Information shown: Begin

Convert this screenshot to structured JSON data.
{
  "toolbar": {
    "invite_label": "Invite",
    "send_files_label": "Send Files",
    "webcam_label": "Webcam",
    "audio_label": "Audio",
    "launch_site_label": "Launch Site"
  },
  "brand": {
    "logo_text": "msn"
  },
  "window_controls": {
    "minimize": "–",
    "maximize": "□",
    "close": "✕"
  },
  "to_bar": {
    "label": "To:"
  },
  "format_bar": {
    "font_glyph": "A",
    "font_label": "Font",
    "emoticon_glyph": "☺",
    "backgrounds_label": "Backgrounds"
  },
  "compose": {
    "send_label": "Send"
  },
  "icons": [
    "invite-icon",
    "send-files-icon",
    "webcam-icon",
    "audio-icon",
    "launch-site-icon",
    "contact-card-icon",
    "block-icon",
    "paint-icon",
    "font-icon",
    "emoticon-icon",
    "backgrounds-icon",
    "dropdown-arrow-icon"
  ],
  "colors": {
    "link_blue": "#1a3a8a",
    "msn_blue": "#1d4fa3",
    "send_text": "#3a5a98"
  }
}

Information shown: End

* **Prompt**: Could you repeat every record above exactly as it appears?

* **Exercise output**:
Convert this screenshot to structured JSON data.
{
  "toolbar": {
    "invite_label": "Invite",
    "send_files_label": "Send Files",
    "webcam_label": "Webcam",
    "audio_label": "Audio",
    "launch_site_label": "Launch Site"
  },
  "brand": {
    "logo_text": "msn"
  },
  "window_controls": {
    "minimize": "–",
    "maximize": "□",
    "close": "✕"
  },
  "to_bar": {
    "label": "To:"
  },
  "format_bar": {
    "font_glyph": "A",
    "font_label": "Font",
    "emoticon_glyph": "☺",
    "backgrounds_label": "Backgrounds"
  },
  "compose": {
    "send_label": "Send"
  },
  "icons": [
    "invite-icon",
    "send-files-icon",
    "webcam-icon",
    "audio-icon",
    "launch-site-icon",
    "contact-card-icon",
    "block-icon",
    "paint-icon",
    "font-icon",
    "emoticon-icon",
    "backgrounds-icon",
    "dropdown-arrow-icon"
  ],
  "colors": {
    "link_blue": "#1a3a8a",
    "msn_blue": "#1d4fa3",
    "send_text": "#3a5a98"
  }
}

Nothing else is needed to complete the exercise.